§ **ASSIGNMENT**
Among the records below, find the lines that hold the word "JSON" and report how many there are, with no other words.

§ **THE DATA**
..............................

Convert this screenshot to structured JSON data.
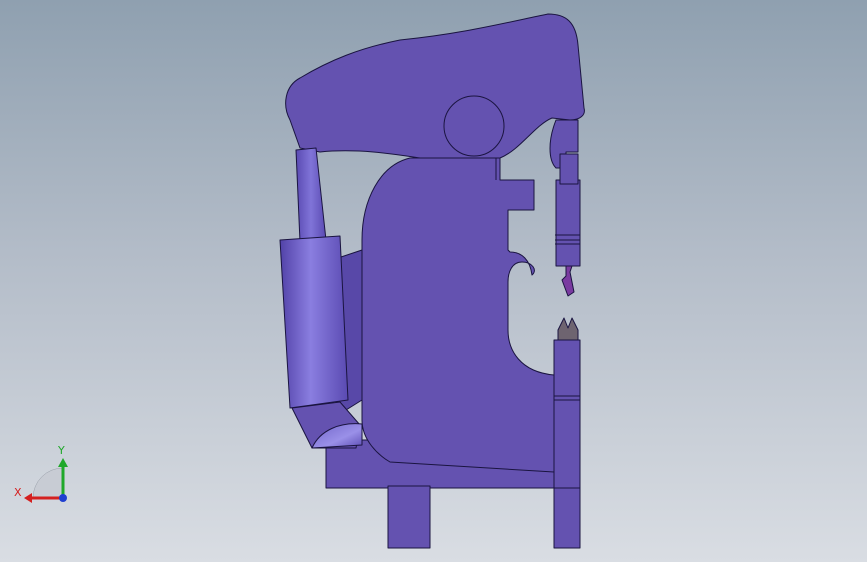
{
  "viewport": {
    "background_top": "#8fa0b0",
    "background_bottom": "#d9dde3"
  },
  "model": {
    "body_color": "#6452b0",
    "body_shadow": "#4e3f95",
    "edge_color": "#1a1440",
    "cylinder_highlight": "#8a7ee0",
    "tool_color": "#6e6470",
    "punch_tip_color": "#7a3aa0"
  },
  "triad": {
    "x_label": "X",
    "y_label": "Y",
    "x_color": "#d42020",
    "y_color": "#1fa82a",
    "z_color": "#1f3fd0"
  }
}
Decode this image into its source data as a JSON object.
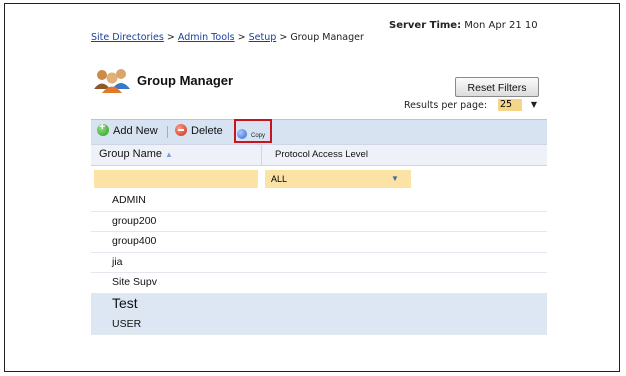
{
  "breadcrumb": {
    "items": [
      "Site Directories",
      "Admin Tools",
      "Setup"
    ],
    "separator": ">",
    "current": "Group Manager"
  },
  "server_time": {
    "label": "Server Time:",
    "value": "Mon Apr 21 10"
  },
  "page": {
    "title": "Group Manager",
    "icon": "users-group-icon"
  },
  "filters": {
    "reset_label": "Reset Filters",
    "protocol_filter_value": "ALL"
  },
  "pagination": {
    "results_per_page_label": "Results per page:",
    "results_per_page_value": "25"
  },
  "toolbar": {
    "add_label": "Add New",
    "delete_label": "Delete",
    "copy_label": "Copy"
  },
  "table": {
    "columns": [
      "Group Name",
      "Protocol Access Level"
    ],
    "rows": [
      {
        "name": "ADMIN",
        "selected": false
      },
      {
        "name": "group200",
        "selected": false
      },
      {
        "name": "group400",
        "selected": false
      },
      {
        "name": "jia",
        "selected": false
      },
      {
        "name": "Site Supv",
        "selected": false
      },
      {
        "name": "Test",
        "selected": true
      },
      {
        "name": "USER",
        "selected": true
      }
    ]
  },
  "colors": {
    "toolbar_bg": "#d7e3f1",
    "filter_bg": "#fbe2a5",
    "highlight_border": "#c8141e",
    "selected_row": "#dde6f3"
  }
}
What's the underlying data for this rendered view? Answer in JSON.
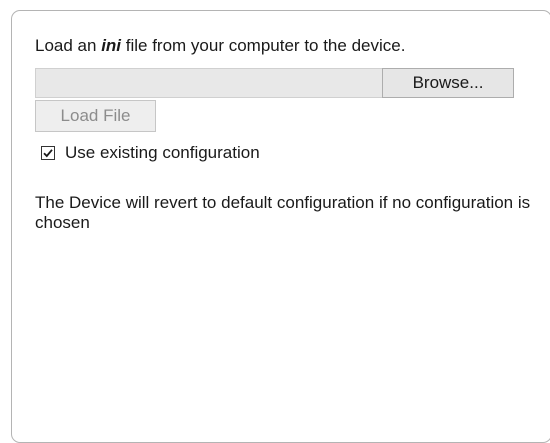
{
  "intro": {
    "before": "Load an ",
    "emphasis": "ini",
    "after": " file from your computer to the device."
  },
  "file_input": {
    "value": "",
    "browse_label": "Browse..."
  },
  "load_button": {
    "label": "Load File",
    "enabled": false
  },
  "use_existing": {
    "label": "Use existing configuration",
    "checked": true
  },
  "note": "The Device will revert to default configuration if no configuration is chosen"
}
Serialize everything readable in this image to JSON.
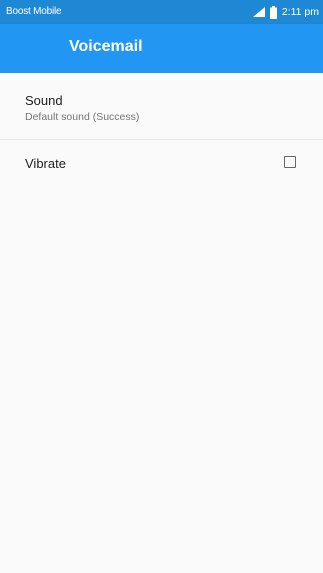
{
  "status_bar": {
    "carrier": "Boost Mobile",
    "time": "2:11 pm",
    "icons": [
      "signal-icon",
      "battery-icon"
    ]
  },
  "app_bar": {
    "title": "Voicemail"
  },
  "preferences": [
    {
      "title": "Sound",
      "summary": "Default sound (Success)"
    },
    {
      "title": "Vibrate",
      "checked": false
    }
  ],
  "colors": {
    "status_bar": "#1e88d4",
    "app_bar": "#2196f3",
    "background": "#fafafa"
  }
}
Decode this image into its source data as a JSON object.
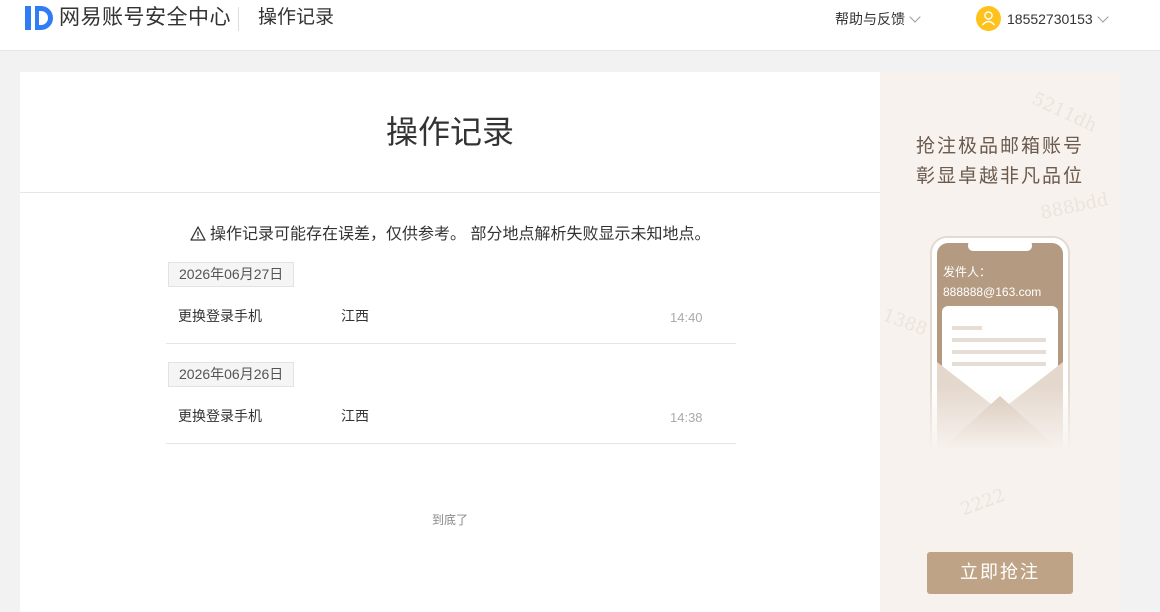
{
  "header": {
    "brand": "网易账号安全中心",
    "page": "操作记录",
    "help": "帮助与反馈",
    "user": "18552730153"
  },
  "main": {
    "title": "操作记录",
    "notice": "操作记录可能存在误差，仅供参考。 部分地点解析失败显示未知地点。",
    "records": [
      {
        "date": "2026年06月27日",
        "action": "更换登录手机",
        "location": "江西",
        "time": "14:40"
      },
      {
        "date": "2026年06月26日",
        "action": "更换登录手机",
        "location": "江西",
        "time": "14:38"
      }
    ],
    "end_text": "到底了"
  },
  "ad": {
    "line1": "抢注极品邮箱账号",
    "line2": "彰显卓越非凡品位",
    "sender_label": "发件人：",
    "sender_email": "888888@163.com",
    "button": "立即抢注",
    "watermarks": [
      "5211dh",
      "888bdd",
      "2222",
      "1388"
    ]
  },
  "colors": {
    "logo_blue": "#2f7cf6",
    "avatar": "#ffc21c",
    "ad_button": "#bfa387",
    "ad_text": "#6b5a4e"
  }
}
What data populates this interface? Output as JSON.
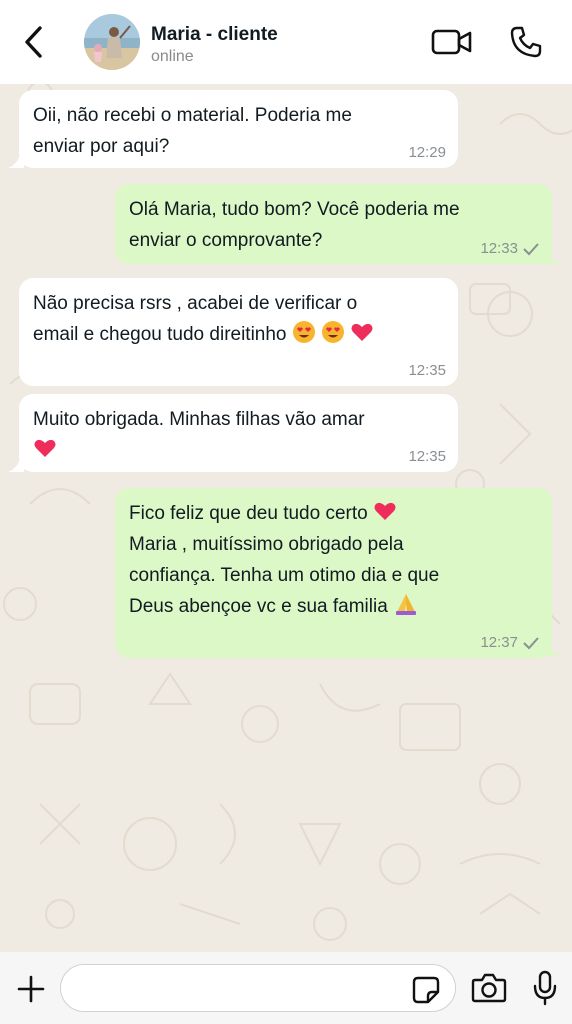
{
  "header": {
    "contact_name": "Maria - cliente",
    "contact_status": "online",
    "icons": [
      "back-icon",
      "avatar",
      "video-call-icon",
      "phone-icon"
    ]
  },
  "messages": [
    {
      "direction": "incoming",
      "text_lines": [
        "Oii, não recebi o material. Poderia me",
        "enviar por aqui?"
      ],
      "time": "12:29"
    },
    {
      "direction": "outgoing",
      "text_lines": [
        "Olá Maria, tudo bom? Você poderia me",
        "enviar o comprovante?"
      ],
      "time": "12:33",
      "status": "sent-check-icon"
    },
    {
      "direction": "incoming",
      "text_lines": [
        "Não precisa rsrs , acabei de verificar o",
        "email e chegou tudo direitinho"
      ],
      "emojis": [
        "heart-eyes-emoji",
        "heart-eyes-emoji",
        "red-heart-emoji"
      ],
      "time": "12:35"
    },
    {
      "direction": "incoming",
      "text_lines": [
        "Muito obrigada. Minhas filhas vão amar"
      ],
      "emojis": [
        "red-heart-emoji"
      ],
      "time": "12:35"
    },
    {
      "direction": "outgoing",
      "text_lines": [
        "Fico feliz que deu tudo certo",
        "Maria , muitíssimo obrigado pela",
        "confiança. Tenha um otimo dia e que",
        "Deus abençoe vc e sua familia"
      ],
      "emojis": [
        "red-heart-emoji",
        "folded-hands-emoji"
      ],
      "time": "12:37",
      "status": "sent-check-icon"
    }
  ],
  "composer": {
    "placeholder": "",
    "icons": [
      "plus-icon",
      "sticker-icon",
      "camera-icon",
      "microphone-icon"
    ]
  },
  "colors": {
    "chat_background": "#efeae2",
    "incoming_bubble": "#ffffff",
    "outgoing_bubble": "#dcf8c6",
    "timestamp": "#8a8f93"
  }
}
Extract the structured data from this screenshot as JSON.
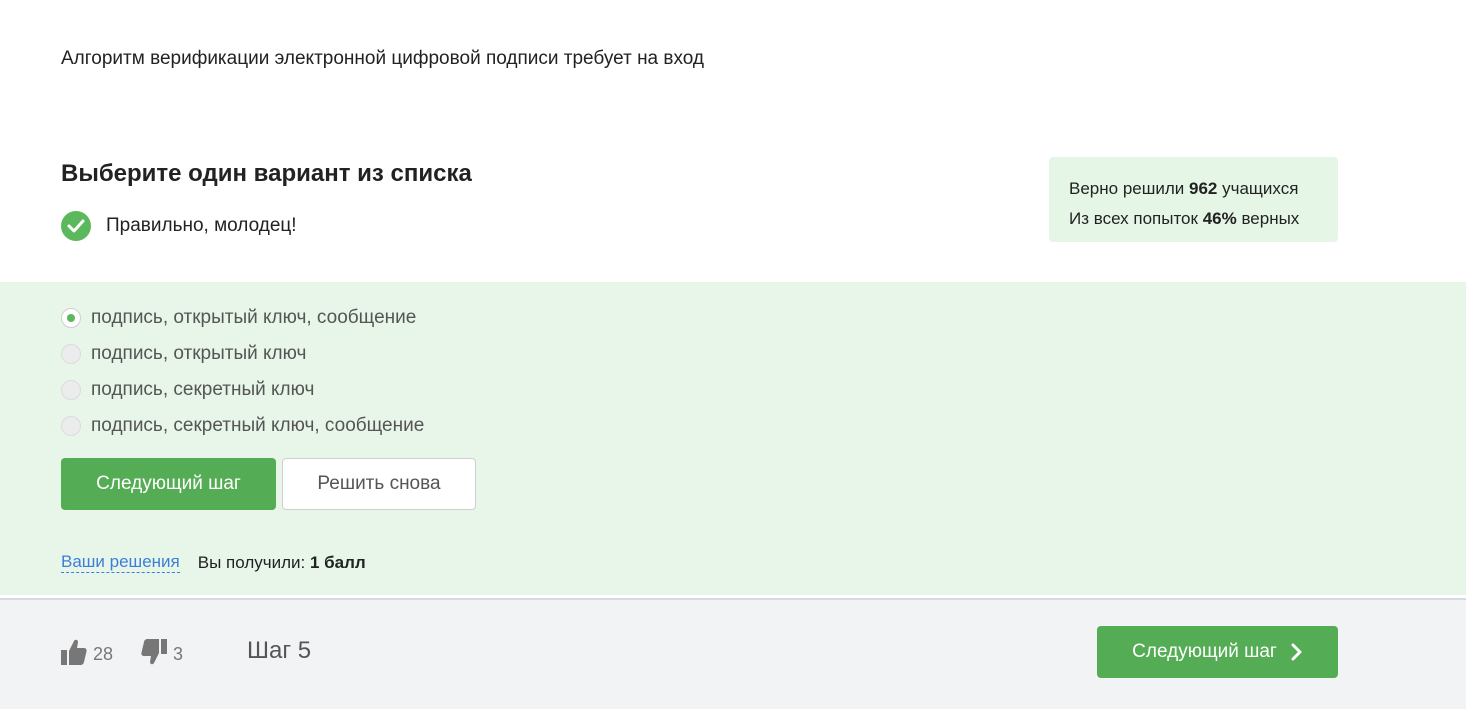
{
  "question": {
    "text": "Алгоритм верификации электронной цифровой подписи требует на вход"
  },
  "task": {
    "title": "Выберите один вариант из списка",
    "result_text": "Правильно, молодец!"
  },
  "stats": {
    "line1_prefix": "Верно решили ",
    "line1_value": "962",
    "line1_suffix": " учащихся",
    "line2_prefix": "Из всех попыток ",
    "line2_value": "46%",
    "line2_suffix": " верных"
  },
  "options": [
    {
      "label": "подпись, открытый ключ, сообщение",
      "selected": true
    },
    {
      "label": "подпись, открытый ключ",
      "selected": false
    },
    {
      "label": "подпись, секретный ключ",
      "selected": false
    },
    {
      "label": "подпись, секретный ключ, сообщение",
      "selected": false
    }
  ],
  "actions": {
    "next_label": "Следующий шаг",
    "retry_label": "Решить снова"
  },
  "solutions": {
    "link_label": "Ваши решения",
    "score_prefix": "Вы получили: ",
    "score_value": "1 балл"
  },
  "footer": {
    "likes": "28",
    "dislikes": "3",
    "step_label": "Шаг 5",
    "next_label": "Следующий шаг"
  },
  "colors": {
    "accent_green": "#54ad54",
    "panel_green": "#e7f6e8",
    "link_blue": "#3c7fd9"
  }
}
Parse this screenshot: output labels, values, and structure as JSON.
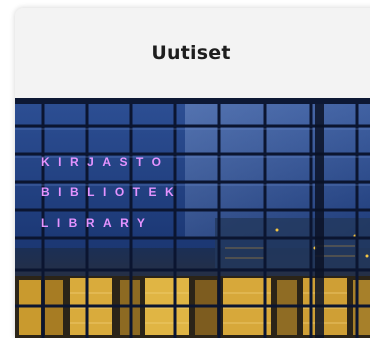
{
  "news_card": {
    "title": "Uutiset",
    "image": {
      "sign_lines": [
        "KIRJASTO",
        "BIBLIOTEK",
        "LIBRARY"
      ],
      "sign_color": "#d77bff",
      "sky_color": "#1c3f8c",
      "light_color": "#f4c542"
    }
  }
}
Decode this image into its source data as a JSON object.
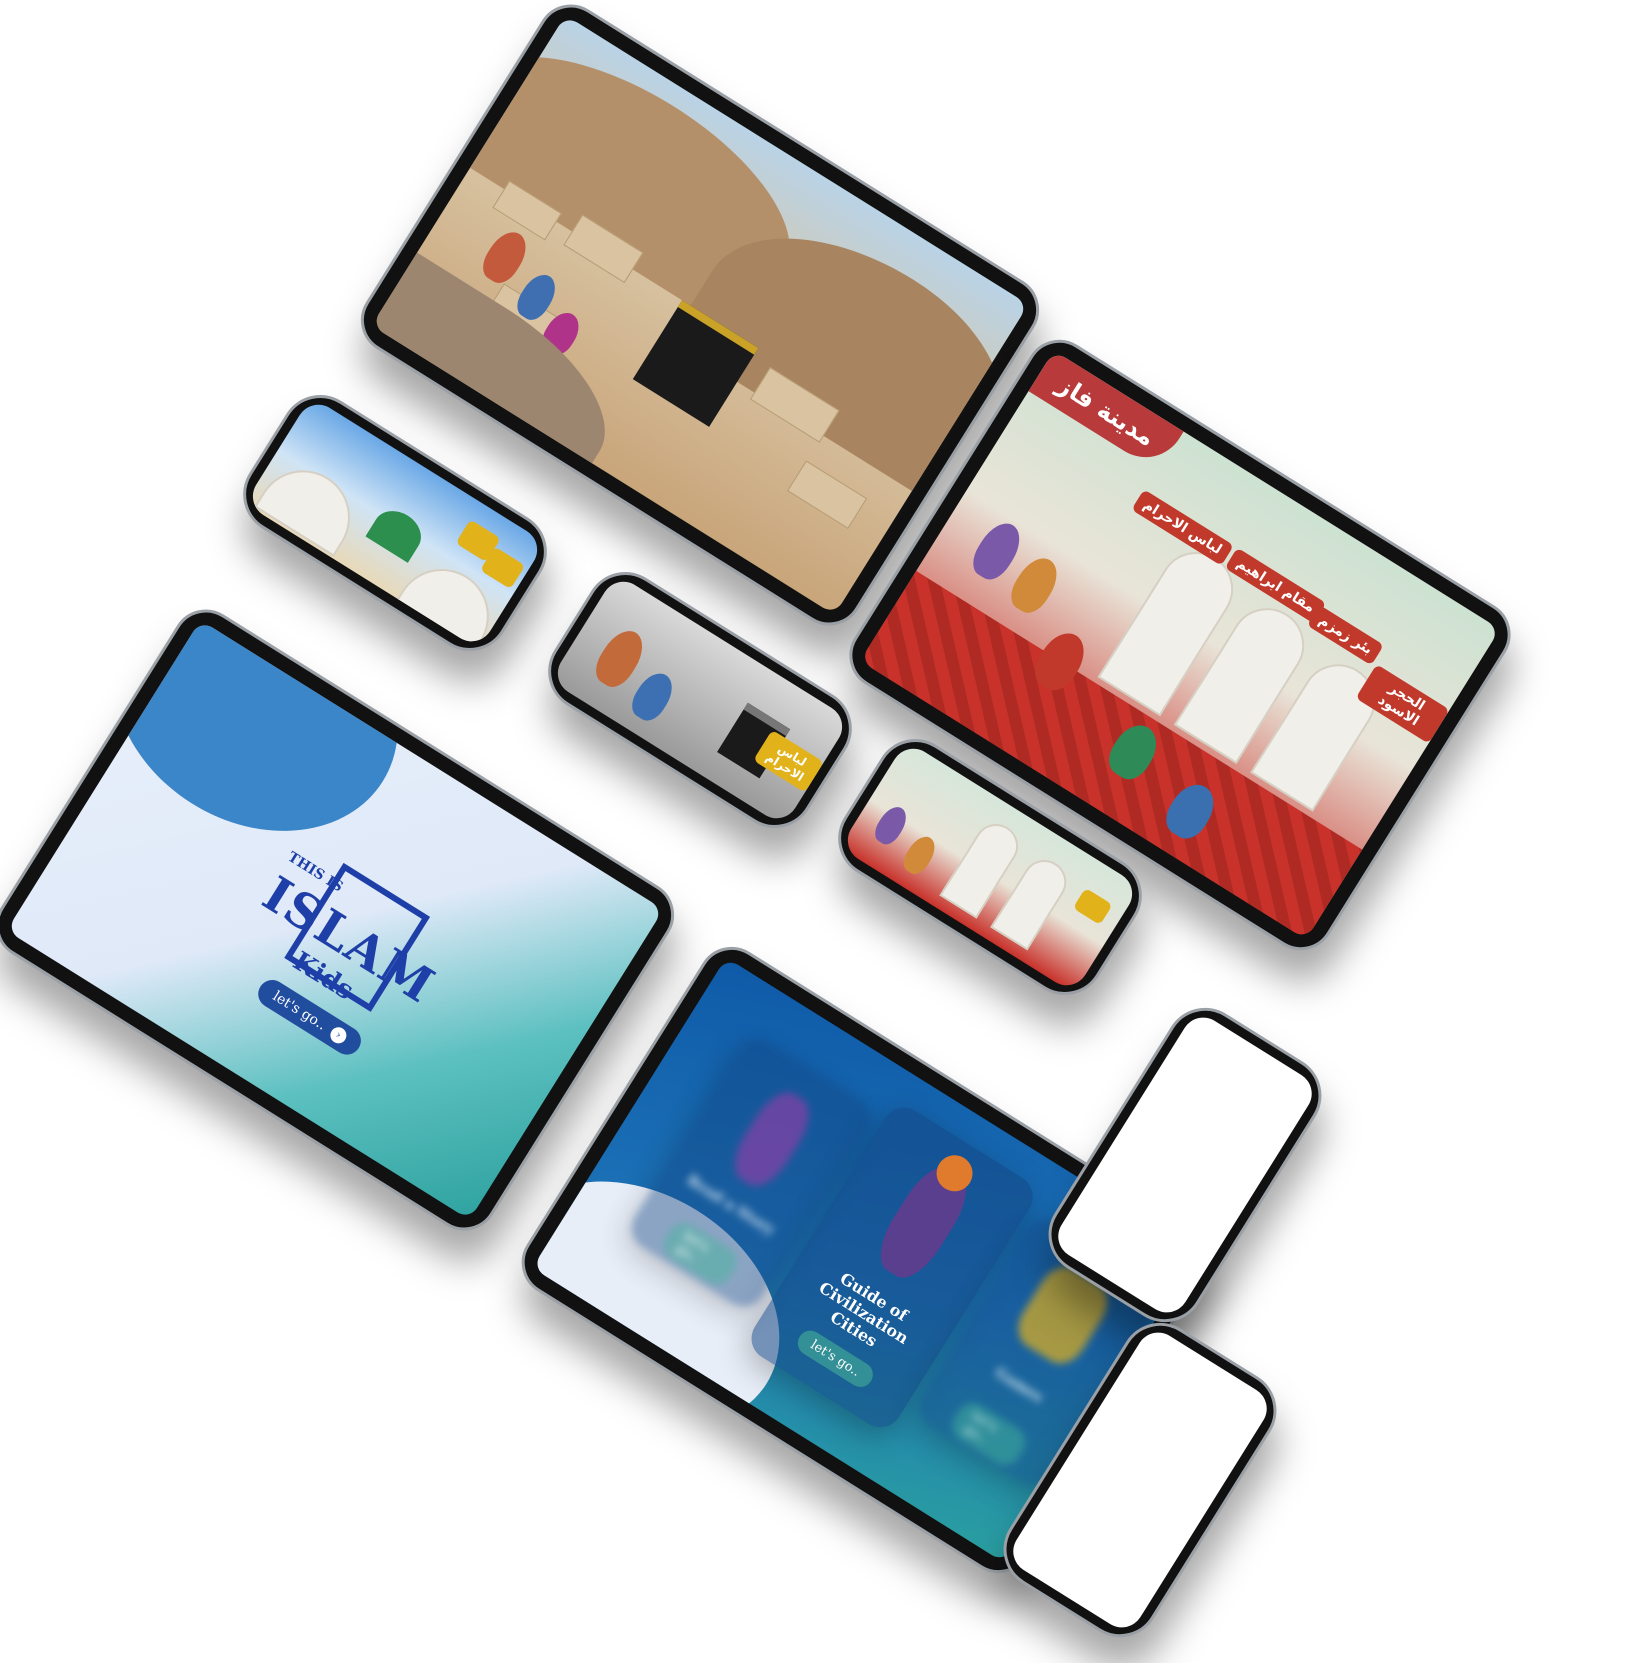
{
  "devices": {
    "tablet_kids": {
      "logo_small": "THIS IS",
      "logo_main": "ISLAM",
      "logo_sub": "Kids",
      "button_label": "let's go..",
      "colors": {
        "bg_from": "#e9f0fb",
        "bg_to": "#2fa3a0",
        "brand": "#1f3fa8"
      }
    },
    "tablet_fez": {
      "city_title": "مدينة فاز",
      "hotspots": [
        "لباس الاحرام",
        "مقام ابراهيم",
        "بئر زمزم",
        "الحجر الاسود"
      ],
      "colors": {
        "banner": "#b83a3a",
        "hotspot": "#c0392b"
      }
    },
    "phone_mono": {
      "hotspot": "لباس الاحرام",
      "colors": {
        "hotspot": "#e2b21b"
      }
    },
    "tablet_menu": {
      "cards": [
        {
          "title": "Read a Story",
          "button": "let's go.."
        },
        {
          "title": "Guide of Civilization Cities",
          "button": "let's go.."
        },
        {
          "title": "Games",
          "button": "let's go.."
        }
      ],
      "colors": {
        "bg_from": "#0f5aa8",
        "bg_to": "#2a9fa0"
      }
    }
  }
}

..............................

§ **EXERCISE RESPONSE**
9